More than just the fact that Texas was able to land the consensus top safety in the country, winning the critical recruiting battle against Texas A&M, the longtime favorites with Jones, was even more crucial for the Longhorns after the Aggies mostly dominated the East Texas region in the 2015 cycle, securing signatures from Piney Woods stars like defensive tackle Daylon Mack, safety Larry Pryor, and safety/outside linebacker Justin Dunning.
"You look at him coming out of Nacogdoches," Strong said. "It was important for us to get out into East Texas, and to go into East Texas and get us one. He is going to be a really unbelievable player for us."
Since "unbelievable" is the go-to superlative for Strong when discussing any subject, it's not always the most precise word for him. But Jones truly has a chance to be an unbelievable player for the Longhorns -- he possesses a rare combination of poise, the mental and emotional makeup to succeed, the drive to continuously strive to improve, and the physical skills that make such lofty projections possible.
As an athlete, it's instructive to watch Jones playing with the ball in his hands in the return game and on offense as a senior after missing most of his junior season due to injury. The result? Eight touchdowns on offense and special teams, including a 59-yard touchdown run against Corsicana.
If Jones' elite-level agility on defense wasn't enough to declare him a superb athlete, it doesn't take much time watching his senior film to see it on offense and special teams. He can stop-start, take the edge, show some physicality by breaking tackles with leg drive and stiff arms, and finish with touchdowns due to a combination of top-end speed and pure desire.
On defense, he returned to his sophomore form, notching 124 tackles, including 16 tackles for loss, and two interceptions. Is Jones the deep safety to serve as the last line of defense and ballhawk on deep passes with his sensational range or the in-box safety capable of blowing up screen passes and running plays near the line of scrimmage. The answer may actually be both.
And even if Jones only ends up excelling in one of those areas, which seems unlikely, he will still bring tremendous value to Strong's secondary, as he can run and strike, alternately wrapping up and driving defenders back and delivering big strikes as an enforcer over the middle, along there, or wherever he may find . Instincts, closing speed, it's all there.
Sometimes, the best plays are the little ones -- in one highlight, the Nacogdoches opponent opts to sky kick away from Jones, who sprints up the sideline to decleat an opponent with one block, then finds another target, still at full speed.
As a sophomore, he ran a 4.56 40-yard dash at the Houston NFTC, posting a 4.36 shuttle and a 34-inch vertical as well.
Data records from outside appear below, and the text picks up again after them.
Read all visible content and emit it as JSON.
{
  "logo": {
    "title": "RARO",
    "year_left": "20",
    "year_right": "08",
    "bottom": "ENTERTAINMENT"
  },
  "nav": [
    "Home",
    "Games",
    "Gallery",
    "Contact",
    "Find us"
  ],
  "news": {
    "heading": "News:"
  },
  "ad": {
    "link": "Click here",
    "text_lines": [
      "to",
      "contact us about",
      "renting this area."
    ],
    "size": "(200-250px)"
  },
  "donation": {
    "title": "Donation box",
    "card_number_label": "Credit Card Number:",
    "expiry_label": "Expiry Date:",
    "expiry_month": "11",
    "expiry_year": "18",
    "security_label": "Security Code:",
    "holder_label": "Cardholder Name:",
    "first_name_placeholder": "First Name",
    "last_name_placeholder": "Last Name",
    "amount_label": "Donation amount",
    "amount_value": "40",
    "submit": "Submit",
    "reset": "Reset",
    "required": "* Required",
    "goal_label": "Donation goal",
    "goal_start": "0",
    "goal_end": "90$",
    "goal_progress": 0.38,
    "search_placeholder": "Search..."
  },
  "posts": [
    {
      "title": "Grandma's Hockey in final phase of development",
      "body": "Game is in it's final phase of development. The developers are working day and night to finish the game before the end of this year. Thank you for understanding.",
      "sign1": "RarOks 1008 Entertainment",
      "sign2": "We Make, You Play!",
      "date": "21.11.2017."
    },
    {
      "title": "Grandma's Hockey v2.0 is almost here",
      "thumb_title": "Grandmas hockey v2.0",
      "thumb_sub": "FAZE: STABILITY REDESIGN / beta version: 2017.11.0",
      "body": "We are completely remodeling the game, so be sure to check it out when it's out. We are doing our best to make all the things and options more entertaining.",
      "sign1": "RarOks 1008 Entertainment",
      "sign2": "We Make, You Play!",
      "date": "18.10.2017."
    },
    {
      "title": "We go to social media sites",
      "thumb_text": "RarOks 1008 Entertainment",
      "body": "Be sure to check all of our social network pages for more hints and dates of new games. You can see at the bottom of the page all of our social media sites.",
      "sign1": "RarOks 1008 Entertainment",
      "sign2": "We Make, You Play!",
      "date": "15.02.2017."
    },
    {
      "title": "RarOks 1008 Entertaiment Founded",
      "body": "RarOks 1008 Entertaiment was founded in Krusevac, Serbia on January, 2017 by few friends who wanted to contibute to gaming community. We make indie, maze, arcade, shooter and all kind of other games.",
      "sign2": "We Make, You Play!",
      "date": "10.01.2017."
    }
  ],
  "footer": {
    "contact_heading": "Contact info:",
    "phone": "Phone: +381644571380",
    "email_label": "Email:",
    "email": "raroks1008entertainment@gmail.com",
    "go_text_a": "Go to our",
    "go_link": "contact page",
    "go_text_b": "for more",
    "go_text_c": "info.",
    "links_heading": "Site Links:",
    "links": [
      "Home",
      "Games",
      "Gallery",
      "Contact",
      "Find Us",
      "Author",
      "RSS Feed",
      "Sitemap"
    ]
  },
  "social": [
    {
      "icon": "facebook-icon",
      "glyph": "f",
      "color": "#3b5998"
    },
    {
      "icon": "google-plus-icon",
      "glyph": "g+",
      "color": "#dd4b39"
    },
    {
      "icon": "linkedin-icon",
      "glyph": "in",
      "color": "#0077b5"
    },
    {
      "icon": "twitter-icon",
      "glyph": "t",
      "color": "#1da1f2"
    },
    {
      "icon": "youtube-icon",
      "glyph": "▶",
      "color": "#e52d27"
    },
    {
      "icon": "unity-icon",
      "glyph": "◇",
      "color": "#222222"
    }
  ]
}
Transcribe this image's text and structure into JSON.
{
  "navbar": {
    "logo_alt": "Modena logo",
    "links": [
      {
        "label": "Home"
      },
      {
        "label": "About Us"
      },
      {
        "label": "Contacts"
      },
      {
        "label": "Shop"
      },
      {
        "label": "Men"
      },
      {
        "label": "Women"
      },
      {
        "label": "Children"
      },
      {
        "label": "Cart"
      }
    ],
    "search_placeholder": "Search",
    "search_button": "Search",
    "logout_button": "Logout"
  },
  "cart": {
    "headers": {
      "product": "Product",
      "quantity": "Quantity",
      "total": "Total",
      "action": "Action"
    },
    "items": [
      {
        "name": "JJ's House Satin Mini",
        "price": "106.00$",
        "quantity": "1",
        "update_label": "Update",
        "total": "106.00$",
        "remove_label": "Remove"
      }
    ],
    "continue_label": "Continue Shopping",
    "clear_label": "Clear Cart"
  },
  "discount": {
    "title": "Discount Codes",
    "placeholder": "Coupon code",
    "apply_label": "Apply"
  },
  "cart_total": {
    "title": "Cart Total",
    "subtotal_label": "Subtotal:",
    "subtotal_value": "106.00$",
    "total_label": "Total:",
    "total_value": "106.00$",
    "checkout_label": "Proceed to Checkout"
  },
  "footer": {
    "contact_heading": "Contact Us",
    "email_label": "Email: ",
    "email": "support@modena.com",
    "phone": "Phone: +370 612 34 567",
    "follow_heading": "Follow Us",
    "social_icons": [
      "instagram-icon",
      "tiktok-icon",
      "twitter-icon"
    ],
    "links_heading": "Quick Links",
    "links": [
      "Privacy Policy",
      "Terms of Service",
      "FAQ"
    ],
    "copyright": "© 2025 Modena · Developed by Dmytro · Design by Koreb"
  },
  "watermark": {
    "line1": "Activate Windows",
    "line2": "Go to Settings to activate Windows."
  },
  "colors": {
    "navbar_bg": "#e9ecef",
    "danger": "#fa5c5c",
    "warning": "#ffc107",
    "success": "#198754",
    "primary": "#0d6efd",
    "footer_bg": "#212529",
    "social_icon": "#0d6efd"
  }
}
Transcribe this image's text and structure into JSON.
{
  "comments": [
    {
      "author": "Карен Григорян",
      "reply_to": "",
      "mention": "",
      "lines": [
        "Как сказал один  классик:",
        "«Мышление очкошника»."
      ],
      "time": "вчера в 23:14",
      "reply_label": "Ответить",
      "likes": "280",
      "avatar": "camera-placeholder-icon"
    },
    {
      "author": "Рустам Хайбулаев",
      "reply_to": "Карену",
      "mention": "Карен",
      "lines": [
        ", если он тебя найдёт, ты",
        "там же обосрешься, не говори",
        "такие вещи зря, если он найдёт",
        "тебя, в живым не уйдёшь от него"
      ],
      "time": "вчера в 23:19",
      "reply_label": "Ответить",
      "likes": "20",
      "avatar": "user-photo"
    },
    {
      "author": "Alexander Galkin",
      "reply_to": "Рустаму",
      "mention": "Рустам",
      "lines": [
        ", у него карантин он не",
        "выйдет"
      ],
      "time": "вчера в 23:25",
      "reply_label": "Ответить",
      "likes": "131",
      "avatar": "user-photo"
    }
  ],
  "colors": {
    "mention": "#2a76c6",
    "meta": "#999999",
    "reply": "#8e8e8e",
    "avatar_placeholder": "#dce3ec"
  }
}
As a junior, he ran a 10.78 100m, and based on his senior film, it wouldn't be a surprise if he could now best all of those numbers -- that's just how hard he trains. In any case, his film speaks in a louder and more strident language than any testing numbers need to for Jones.
As the consensus No. 40 prospect nationally and the No. 1 safety, Jones is the highest-rated pledge in the 2016 class for Texas and although he may not be the most crucial addition to the 24-man group, the line in front of Jones is not a long one. In the Internet era of recruiting, he's the highest-rated safety the Longhorns have landed besides Drew Kelson in 2004. Kelson was the No. 1 safety and the No. 28 prospect overall, according to the 247Sports Composite rankings. Just a little perspective there -- he's arguably the most important safety signee for the Longhorns in well more than a decade.
Since the Longhorns desperately need an upgrade at both safety positions from what Strong and defensive coordinator Vance Bedford received last year from starters Jason Hall and Dylan Haines, Jones has an excellent chance to play early and often for Texas. And all signs point to the Nacogdoches product maximizing his unbelievable talent and joining the long line of greats at DBU.